However, Facebook had said that for the vote to be binding, 30 percent of Facebook’s 200 million active users would have to participate. Since voter turnout failed to meet that benchmark, Facebook was required only to consider the new documents as “advisory” guidelines. Regardless, Ullyot says that if an outside auditor confirms the preliminary count, then Facebook will adopt “the Principles and Statement of Rights and Responsibilities as the governing documents for the Facebook site.” Facebook will also consider lowering the 30 percent threshold to make it easier for future votes on the governing documents to be binding.
The new Facebook Principles and the Statement of Rights and Responsibilities were developed to calm a user revolt over a change to Facebook’s Terms of Service in February. The backlash came after the Consumerist Website published a blog alleging the now-defunct TOS gave Facebook complete control over user-contributed data, such as photos and videos, even if a user deleted her or his account and left the service.
Facebook CEO Mark Zuckerberg tried to confront those allegations by explaining the site’s rationale for the new TOS, but quickly backtracked after the Electronic Privacy Information Center (EPIC) threatened to launch a federal complaint with the Federal Trade Commission over the new TOS. Facebook then reverted to its old TOS before presenting the two new governing documents to Facebook users for a 30-day review period. The review process ended on March 29 and the vote on the new documents began on April 20 and closed after four days of voting on Thursday morning at 11:59 AM PDT.

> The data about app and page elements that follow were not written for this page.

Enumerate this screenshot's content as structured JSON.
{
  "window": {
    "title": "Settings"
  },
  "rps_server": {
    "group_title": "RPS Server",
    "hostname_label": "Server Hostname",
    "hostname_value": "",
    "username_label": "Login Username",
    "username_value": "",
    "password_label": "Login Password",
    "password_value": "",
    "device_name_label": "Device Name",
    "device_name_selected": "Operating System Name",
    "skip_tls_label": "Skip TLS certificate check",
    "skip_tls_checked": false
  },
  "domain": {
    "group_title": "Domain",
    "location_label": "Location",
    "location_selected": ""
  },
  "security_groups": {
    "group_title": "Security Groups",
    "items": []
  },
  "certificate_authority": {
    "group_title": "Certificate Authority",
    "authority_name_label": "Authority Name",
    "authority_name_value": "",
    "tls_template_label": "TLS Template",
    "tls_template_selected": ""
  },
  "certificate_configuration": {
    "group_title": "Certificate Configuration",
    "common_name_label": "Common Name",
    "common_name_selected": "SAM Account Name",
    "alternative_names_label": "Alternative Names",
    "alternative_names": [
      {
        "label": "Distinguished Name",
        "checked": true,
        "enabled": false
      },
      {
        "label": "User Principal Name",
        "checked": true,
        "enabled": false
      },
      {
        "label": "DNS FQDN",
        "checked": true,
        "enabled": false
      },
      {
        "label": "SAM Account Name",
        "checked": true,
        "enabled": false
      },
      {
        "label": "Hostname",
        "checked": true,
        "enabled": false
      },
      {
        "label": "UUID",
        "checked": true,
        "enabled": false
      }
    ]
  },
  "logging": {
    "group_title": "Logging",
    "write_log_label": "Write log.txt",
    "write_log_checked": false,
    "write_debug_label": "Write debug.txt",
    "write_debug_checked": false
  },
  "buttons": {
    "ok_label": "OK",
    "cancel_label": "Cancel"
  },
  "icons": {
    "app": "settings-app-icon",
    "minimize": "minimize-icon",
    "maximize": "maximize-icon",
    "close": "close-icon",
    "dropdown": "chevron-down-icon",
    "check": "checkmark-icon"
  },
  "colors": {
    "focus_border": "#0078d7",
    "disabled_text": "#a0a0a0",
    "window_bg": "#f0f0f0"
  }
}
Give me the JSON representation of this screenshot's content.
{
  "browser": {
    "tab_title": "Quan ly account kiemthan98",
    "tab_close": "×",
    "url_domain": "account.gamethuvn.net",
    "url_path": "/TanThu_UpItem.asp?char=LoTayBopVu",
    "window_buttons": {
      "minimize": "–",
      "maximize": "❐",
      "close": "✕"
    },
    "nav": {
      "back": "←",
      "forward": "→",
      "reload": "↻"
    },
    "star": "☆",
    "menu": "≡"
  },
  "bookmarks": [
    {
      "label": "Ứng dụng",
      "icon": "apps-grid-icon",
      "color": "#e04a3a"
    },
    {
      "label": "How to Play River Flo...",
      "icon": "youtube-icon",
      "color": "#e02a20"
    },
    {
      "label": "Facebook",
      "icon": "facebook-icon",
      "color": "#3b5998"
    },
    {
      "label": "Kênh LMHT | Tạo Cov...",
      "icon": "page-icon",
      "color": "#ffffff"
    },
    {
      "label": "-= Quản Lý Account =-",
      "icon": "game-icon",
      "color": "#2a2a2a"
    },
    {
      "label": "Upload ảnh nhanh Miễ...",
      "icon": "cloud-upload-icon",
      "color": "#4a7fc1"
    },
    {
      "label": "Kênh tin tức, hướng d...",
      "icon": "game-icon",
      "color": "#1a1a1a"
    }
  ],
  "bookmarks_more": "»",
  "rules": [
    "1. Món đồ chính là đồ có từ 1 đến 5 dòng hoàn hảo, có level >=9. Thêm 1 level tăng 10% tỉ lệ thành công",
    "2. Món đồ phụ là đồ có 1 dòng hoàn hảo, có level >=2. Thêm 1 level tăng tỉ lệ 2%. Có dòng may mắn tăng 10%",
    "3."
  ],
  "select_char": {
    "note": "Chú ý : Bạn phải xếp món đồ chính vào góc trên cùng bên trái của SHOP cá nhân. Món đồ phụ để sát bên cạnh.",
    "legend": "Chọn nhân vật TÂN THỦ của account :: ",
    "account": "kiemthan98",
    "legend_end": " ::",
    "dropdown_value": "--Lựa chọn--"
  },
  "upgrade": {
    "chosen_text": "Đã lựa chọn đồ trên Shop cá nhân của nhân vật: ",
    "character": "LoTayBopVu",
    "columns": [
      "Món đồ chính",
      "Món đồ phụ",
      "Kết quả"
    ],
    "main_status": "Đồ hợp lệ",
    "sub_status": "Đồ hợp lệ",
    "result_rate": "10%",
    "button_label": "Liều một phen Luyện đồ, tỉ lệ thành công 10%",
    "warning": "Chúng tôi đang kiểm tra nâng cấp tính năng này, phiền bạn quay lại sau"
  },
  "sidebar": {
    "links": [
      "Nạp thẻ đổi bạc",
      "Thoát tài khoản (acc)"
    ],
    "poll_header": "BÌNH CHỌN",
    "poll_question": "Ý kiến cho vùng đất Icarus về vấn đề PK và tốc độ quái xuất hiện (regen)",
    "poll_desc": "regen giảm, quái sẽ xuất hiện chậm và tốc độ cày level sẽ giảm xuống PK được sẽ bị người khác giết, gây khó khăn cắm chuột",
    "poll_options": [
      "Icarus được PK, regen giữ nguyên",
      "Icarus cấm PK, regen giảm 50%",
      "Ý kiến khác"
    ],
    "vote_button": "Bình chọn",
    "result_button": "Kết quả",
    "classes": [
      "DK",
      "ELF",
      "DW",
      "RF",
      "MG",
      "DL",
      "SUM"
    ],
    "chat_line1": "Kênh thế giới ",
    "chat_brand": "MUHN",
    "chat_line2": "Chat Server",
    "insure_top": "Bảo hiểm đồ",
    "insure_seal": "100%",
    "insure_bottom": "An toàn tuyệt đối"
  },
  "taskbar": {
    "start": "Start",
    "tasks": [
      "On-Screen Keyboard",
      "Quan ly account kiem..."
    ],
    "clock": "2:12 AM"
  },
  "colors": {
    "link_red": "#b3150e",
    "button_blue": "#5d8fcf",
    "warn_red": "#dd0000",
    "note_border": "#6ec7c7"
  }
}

Despite the low voter turnout, Ullyot believes the documents satisfy the privacy concerns raised in February. Ullyot also said the new governing documents have wide support of “informed third parties” and previous critics of Facebook’s old TOS, including the Consumerist; Jonathan Zittrain, co-director of Harvard’s Berkman Center for Internet & Society; and Julius Harper and Anne Kathrine Petteroe, co-founders of the Facebook group People Against the New Terms of Service, which Ullyot calls “the first and largest Facebook group against the previous change to the terms.” Harper and Petteroe now oversee the group Facebook Bill of Rights and Responsbilities along with three Facebook employees, including Facebook CEO Mark Zuckerberg.
EPIC has not released a statement on Facebook’s decision to adopt the two governing documents, and the advocacy group was not available for comment at the time of this writing. When Facebook announced in February that it would introduce the two governing documents, EPIC executive director Mark Rotenberg said EPIC supported “the effort to establish a ‘principles’ and also a statement of rights and responsibilities.”
Any future changes to Facebook’s new governing documents will require a process of ratification with periods of notification, public comments followed by a member-wide vote.